##### WORKING DATA #####
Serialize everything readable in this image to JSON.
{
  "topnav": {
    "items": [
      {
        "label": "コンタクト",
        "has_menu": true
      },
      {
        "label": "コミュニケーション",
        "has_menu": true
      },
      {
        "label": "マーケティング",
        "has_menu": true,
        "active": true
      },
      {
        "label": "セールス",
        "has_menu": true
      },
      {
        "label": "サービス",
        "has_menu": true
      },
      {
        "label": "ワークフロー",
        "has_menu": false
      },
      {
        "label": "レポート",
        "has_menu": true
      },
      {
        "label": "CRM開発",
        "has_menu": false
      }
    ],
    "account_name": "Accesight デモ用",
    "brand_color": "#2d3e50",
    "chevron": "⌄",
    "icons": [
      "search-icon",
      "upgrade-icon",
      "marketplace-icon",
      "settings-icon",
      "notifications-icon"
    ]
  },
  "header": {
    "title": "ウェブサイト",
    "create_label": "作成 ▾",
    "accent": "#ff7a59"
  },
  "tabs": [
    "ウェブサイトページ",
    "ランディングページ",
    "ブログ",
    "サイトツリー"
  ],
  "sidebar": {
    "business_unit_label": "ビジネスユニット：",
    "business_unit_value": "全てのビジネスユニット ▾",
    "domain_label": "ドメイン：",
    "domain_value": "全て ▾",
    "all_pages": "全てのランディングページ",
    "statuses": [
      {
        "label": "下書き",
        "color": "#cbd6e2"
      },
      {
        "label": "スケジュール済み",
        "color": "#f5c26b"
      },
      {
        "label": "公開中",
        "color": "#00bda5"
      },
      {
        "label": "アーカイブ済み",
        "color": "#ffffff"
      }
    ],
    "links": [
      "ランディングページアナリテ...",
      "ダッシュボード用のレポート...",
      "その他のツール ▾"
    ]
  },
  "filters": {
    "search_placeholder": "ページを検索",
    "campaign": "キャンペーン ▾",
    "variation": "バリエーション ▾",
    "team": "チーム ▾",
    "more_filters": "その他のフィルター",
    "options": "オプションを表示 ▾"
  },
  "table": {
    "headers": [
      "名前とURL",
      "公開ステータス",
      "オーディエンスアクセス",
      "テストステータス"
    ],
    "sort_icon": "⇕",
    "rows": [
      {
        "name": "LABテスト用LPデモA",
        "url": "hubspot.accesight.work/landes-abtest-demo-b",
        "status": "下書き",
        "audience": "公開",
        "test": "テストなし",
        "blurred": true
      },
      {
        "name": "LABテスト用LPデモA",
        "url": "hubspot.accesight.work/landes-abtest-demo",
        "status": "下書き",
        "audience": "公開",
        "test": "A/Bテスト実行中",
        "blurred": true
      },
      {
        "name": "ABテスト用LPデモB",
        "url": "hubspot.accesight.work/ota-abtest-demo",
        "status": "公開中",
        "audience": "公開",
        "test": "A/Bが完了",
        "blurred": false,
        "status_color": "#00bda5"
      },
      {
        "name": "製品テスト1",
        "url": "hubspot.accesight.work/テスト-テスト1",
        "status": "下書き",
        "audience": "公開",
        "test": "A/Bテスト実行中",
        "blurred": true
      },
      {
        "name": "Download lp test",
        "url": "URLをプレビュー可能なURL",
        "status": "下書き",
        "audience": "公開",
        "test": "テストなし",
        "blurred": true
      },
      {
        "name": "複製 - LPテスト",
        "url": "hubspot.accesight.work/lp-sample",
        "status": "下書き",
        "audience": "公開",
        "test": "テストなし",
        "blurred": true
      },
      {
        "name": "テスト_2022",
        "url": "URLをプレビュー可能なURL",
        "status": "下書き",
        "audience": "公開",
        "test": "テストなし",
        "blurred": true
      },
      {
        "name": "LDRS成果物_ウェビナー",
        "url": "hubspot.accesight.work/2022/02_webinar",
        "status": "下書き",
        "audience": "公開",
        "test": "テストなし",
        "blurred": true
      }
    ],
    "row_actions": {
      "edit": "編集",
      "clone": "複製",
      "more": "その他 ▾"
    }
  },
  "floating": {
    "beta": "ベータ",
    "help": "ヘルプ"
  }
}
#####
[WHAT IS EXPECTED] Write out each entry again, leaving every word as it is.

[WRITTEN ANSWER]
Serialize everything readable in this image to JSON.
{
  "topnav": {
    "items": [
      {
        "label": "コンタクト",
        "has_menu": true
      },
      {
        "label": "コミュニケーション",
        "has_menu": true
      },
      {
        "label": "マーケティング",
        "has_menu": true,
        "active": true
      },
      {
        "label": "セールス",
        "has_menu": true
      },
      {
        "label": "サービス",
        "has_menu": true
      },
      {
        "label": "ワークフロー",
        "has_menu": false
      },
      {
        "label": "レポート",
        "has_menu": true
      },
      {
        "label": "CRM開発",
        "has_menu": false
      }
    ],
    "account_name": "Accesight デモ用",
    "brand_color": "#2d3e50",
    "chevron": "⌄",
    "icons": [
      "search-icon",
      "upgrade-icon",
      "marketplace-icon",
      "settings-icon",
      "notifications-icon"
    ]
  },
  "header": {
    "title": "ウェブサイト",
    "create_label": "作成 ▾",
    "accent": "#ff7a59"
  },
  "tabs": [
    "ウェブサイトページ",
    "ランディングページ",
    "ブログ",
    "サイトツリー"
  ],
  "sidebar": {
    "business_unit_label": "ビジネスユニット：",
    "business_unit_value": "全てのビジネスユニット ▾",
    "domain_label": "ドメイン：",
    "domain_value": "全て ▾",
    "all_pages": "全てのランディングページ",
    "statuses": [
      {
        "label": "下書き",
        "color": "#cbd6e2"
      },
      {
        "label": "スケジュール済み",
        "color": "#f5c26b"
      },
      {
        "label": "公開中",
        "color": "#00bda5"
      },
      {
        "label": "アーカイブ済み",
        "color": "#ffffff"
      }
    ],
    "links": [
      "ランディングページアナリテ...",
      "ダッシュボード用のレポート...",
      "その他のツール ▾"
    ]
  },
  "filters": {
    "search_placeholder": "ページを検索",
    "campaign": "キャンペーン ▾",
    "variation": "バリエーション ▾",
    "team": "チーム ▾",
    "more_filters": "その他のフィルター",
    "options": "オプションを表示 ▾"
  },
  "table": {
    "headers": [
      "名前とURL",
      "公開ステータス",
      "オーディエンスアクセス",
      "テストステータス"
    ],
    "sort_icon": "⇕",
    "rows": [
      {
        "name": "LABテスト用LPデモA",
        "url": "hubspot.accesight.work/landes-abtest-demo-b",
        "status": "下書き",
        "audience": "公開",
        "test": "テストなし",
        "blurred": true
      },
      {
        "name": "LABテスト用LPデモA",
        "url": "hubspot.accesight.work/landes-abtest-demo",
        "status": "下書き",
        "audience": "公開",
        "test": "A/Bテスト実行中",
        "blurred": true
      },
      {
        "name": "ABテスト用LPデモB",
        "url": "hubspot.accesight.work/ota-abtest-demo",
        "status": "公開中",
        "audience": "公開",
        "test": "A/Bが完了",
        "blurred": false,
        "status_color": "#00bda5"
      },
      {
        "name": "製品テスト1",
        "url": "hubspot.accesight.work/テスト-テスト1",
        "status": "下書き",
        "audience": "公開",
        "test": "A/Bテスト実行中",
        "blurred": true
      },
      {
        "name": "Download lp test",
        "url": "URLをプレビュー可能なURL",
        "status": "下書き",
        "audience": "公開",
        "test": "テストなし",
        "blurred": true
      },
      {
        "name": "複製 - LPテスト",
        "url": "hubspot.accesight.work/lp-sample",
        "status": "下書き",
        "audience": "公開",
        "test": "テストなし",
        "blurred": true
      },
      {
        "name": "テスト_2022",
        "url": "URLをプレビュー可能なURL",
        "status": "下書き",
        "audience": "公開",
        "test": "テストなし",
        "blurred": true
      },
      {
        "name": "LDRS成果物_ウェビナー",
        "url": "hubspot.accesight.work/2022/02_webinar",
        "status": "下書き",
        "audience": "公開",
        "test": "テストなし",
        "blurred": true
      }
    ],
    "row_actions": {
      "edit": "編集",
      "clone": "複製",
      "more": "その他 ▾"
    }
  },
  "floating": {
    "beta": "ベータ",
    "help": "ヘルプ"
  }
}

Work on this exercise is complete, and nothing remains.